We have already seen this “procedure” done with an old hard drive, and it was recognized in one of the attempts. The disk worked for some more hours and then stopped for good.
We have received some disks with marks and dents on the outside, due to dozens of “taps”.
We can’t forget that distance between the read heads and the disk surface got shorter as time went by, and some modern disks (already discontinued – that’s lucky) used to let loose a part of the arm where we find the head parking and held it again when activated. It’s usual to find pieces of those heads spread inside disks whose user or technician used the “tap” solution. Those pieces scratch the disk in such a way that there’s no way to recover its data anymore. That’s why the “hit it” technique makes matters worse: before you could recover your data, but after having used it in disk of that type, the disk becomes totally irrecoverable.

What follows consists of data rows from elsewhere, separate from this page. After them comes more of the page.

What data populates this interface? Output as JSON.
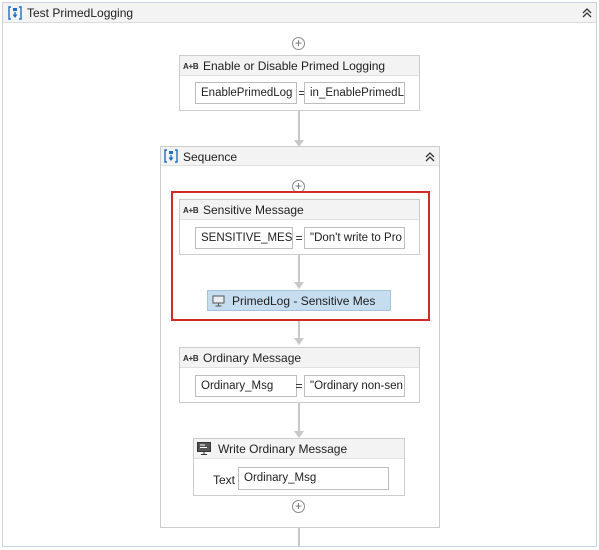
{
  "workflow": {
    "title": "Test PrimedLogging"
  },
  "enable_assign": {
    "title": "Enable or Disable Primed Logging",
    "icon": "A+B",
    "to": "EnablePrimedLog",
    "equals": "=",
    "value": "in_EnablePrimedLo"
  },
  "sequence": {
    "title": "Sequence"
  },
  "sensitive_assign": {
    "title": "Sensitive Message",
    "icon": "A+B",
    "to": "SENSITIVE_MESSAG",
    "equals": "=",
    "value": "\"Don't write to Pro"
  },
  "primed_log": {
    "label": "PrimedLog - Sensitive Mes"
  },
  "ordinary_assign": {
    "title": "Ordinary Message",
    "icon": "A+B",
    "to": "Ordinary_Msg",
    "equals": "=",
    "value": "\"Ordinary non-sen"
  },
  "write_line": {
    "title": "Write Ordinary Message",
    "text_label": "Text",
    "text_value": "Ordinary_Msg"
  },
  "colors": {
    "selection": "#d32a2a",
    "primedlog_fill": "#c6dcef",
    "connector": "#c8c8c8"
  }
}
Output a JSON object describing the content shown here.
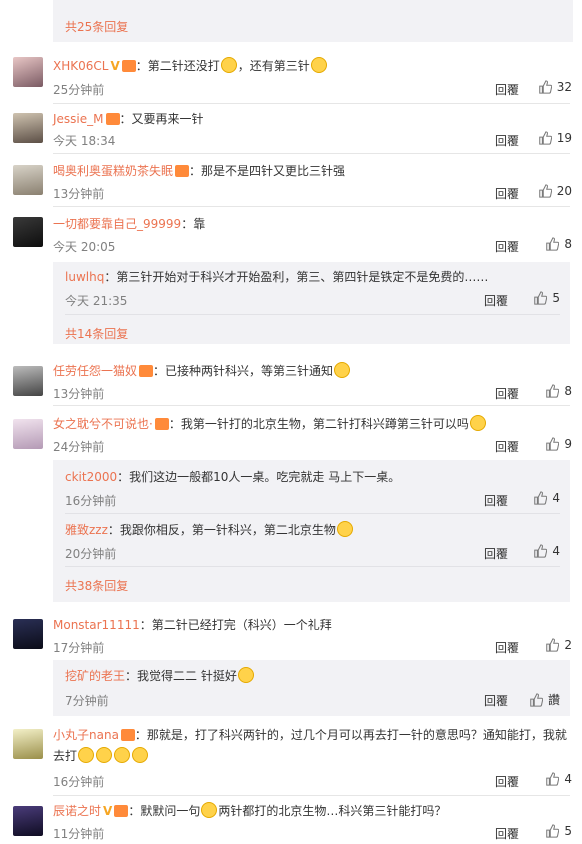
{
  "top_more": "共25条回复",
  "reply_label": "回覆",
  "comments": [
    {
      "user": "XHK06CL",
      "text": "：第二针还没打",
      "text2": "，还有第三针",
      "time": "25分钟前",
      "likes": "32"
    },
    {
      "user": "Jessie_M",
      "text": "：又要再来一针",
      "time": "今天 18:34",
      "likes": "19"
    },
    {
      "user": "喝奥利奥蛋糕奶茶失眠",
      "text": "：那是不是四针又更比三针强",
      "time": "13分钟前",
      "likes": "20"
    },
    {
      "user": "一切都要靠自己_99999",
      "text": "：靠",
      "time": "今天 20:05",
      "likes": "8",
      "replies": [
        {
          "user": "luwlhq",
          "text": "：第三针开始对于科兴才开始盈利，第三、第四针是铁定不是免费的……",
          "time": "今天 21:35",
          "likes": "5"
        }
      ],
      "more": "共14条回复"
    },
    {
      "user": "任劳任怨一猫奴",
      "text": "：已接种两针科兴，等第三针通知",
      "time": "13分钟前",
      "likes": "8"
    },
    {
      "user": "女之耽兮不可说也·",
      "text": "：我第一针打的北京生物，第二针打科兴蹲第三针可以吗",
      "time": "24分钟前",
      "likes": "9",
      "replies": [
        {
          "user": "ckit2000",
          "text": "：我们这边一般都10人一桌。吃完就走 马上下一桌。",
          "time": "16分钟前",
          "likes": "4"
        },
        {
          "user": "雅致zzz",
          "text": "：我跟你相反，第一针科兴，第二北京生物",
          "time": "20分钟前",
          "likes": "4"
        }
      ],
      "more": "共38条回复"
    },
    {
      "user": "Monstar11111",
      "text": "：第二针已经打完（科兴）一个礼拜",
      "time": "17分钟前",
      "likes": "2",
      "replies": [
        {
          "user": "挖矿的老王",
          "text": "：我觉得二二 针挺好",
          "time": "7分钟前",
          "likes": "讚"
        }
      ]
    },
    {
      "user": "小丸子nana",
      "text": "：那就是，打了科兴两针的，过几个月可以再去打一针的意思吗？通知能打，我就去打",
      "time": "16分钟前",
      "likes": "4"
    },
    {
      "user": "辰诺之时",
      "text": "：默默问一句",
      "text2": "两针都打的北京生物…科兴第三针能打吗？",
      "time": "11分钟前",
      "likes": "5"
    }
  ],
  "colors": {
    "accent": "#eb7350",
    "subbox": "#f2f2f5",
    "time": "#808080"
  }
}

This is what happens: if well applied, the taps can help to loose the read arm that has started to get stuck due to some failure in its circuit. They should be gentle, firm, and one at a time. If it doesn’t work after two attempts, you should stop. No brutality, because if the problem is not with the arm the taps won’t help at all, and if they were too hard they can even damage the disk surface.
- 1. Introduction
- 2. The “Hit It” Myth
- 3. The “Drop It” Myth
- 4. The “Freeze It’ Myth, The “Heat It” Myth, And The “Firmware” Myth
- 5. The “Clean Bathroom” Myth
- 6. The Logic Board Replacement Myth And The Software Myth
- 7. The Repair Myth And The Platter Swapping Myth
- 8. Conclusions